According to the BDRI Association, the effects of climate change and human activities will have significant effects on the marine biodiversity in Spain, especially on endangered species of a migratory naturesuch as the blue and fin whales, and in those ecosystems characterized by their rich biodiversity and high anthropogenic pressureas the Galician coast.
In this context, the BALAENATUR II project is of great importance in providing information on the relationship between environmental variables susceptible to climate change and the distribution and presence of whales in our waters. In addition, the results of this project provide data on the ecology of these species and, in particular, their relationship with climate. Essential information, according to the entity, to propose measures for species management plans, proposals for adaptation measures, and a diagnosis of the vulnerability to climate change of the species studied.

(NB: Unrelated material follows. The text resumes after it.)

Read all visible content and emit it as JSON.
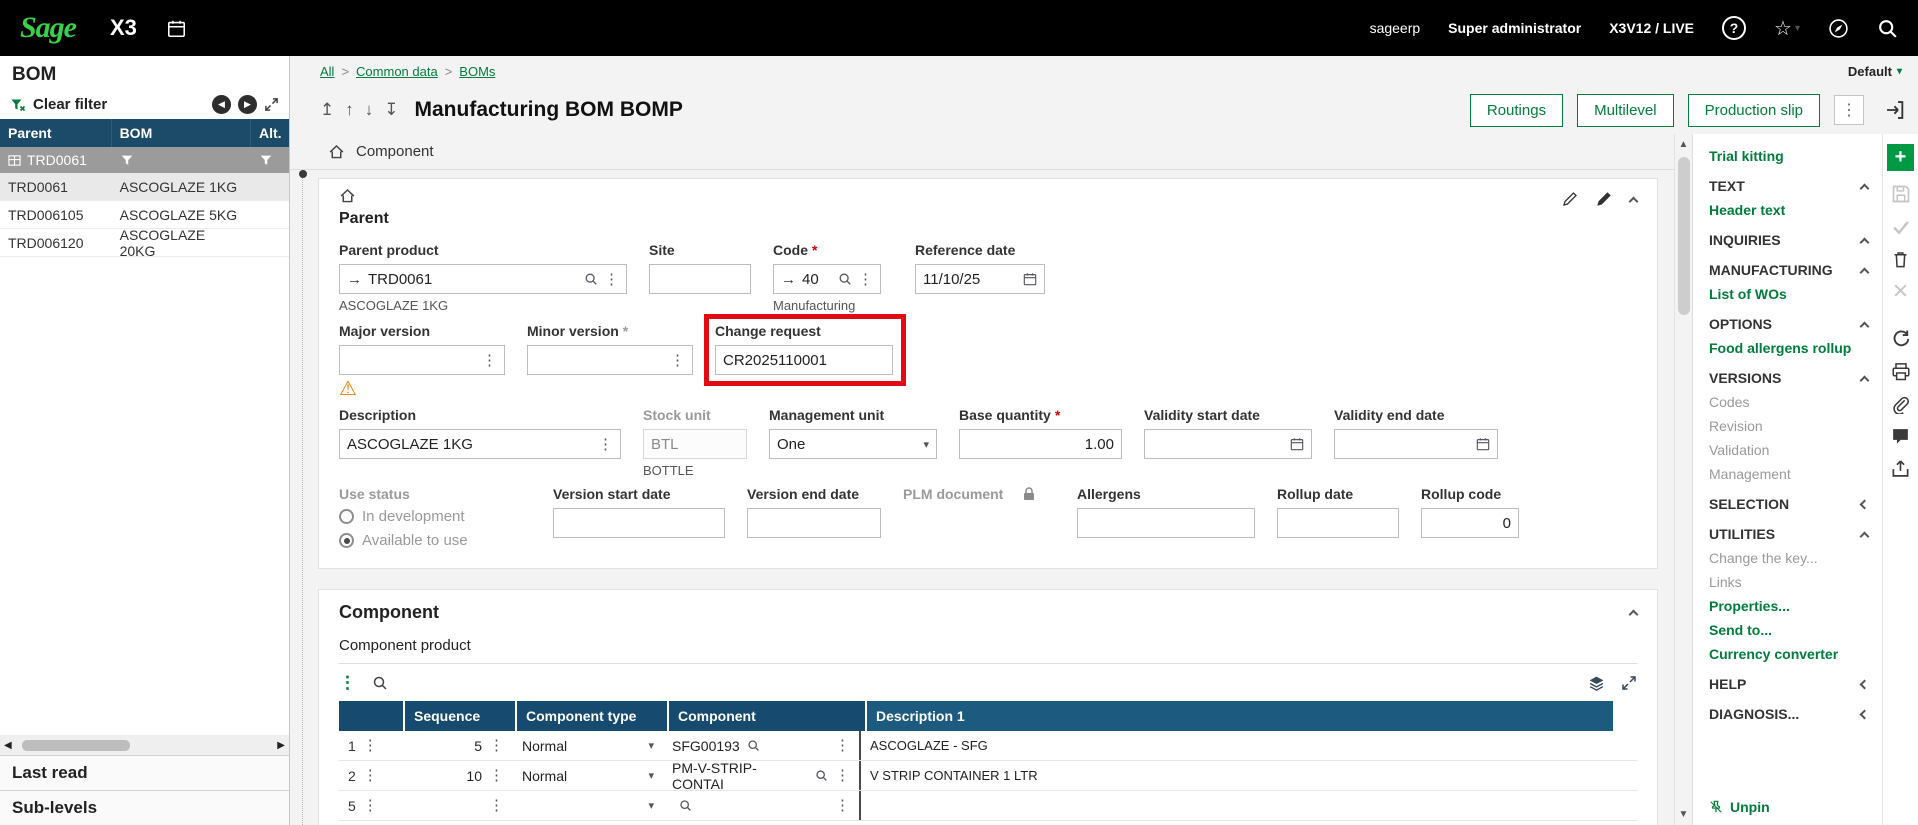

The general objective of the project has been to improve the necessary knowledge about the blue whale and other endangered whale species in Natura 2000 Network areas and to contribute to their conservation.
The specific objectives were as follows:
The Baelanatur II project has provided information on the possible annual increase in the number of blue whales(Balaenoptera musculus) in the waters of southern Galicia and the relationship between the presence of this species and different climatic variables.
Thus, within the framework of the project, 26 cetacean sampling days were carried out along the continental shelf of the southern Galician coast. The sampling days were carried out between the months of March and October 2021 covering a total distance of 3,270 km. A total of 169 fin whales were sighted, 32 of which were blue whales. corroborate the annual increase of the presence of the species in the study area and, based on its analysis, it has been possible to verify that there are three variables The presence of these species is conditioned by the water temperature, the different levels of chlorophyll and the slope of the seabed.
As indicated by the entity, these data help to to increase knowledge of the conservation status of the species and to promote the designation or extension of new marine protected areasThe development of conservation plans and the implementation of management measures for human activities that interact with large cetaceans. In fact, the results of the project provide, for the first time, specific information on the critical areas for the blue whale in the national territory and, in particular. In addition, data from the last 5 years confirm that the southern waters of Galicia are an important feeding area and reinforce the need to take conservation measures for the species and its habitat, as well as adaptation measures for human activities, in order to design future conservation plans.
In addition to the blue whale, the entity has documented in recent years, more or less regularly in the northwest of the Iberian Peninsula, other species of mysticete, among which are the fin whale (Balaenoptera physallus), the minke whale (Balaenoptera acutorostrata), the northern minke whale(Balaenoptera borealis) and the humpback whale(Megaptera novaeangliae). For the development of activities related to sampling campaigns, sightings and data processing and analysis, we have been able to count on the collaboration of volunteers and university students duly trained by the entity, contributing to the increase of knowledge about these vulnerable species.
Finally, all the information on the results of the Balaenatur II project has been compiled in a technical reportThe meeting also made proposals addressed to managers and competent authorities to facilitate the development of a conservation plan of mysticetes and others management plans and adaptation measures. In this way, the report has been disseminated for the transfer of knowledge to different public and private entities, to competent authorities in the field, such as the Subdirectorate General for Terrestrial and Marine Biodiversity of the Ministry for Ecological Transition and the Demographic Challenge, and to the scientific community through the academic social network ResearchGate.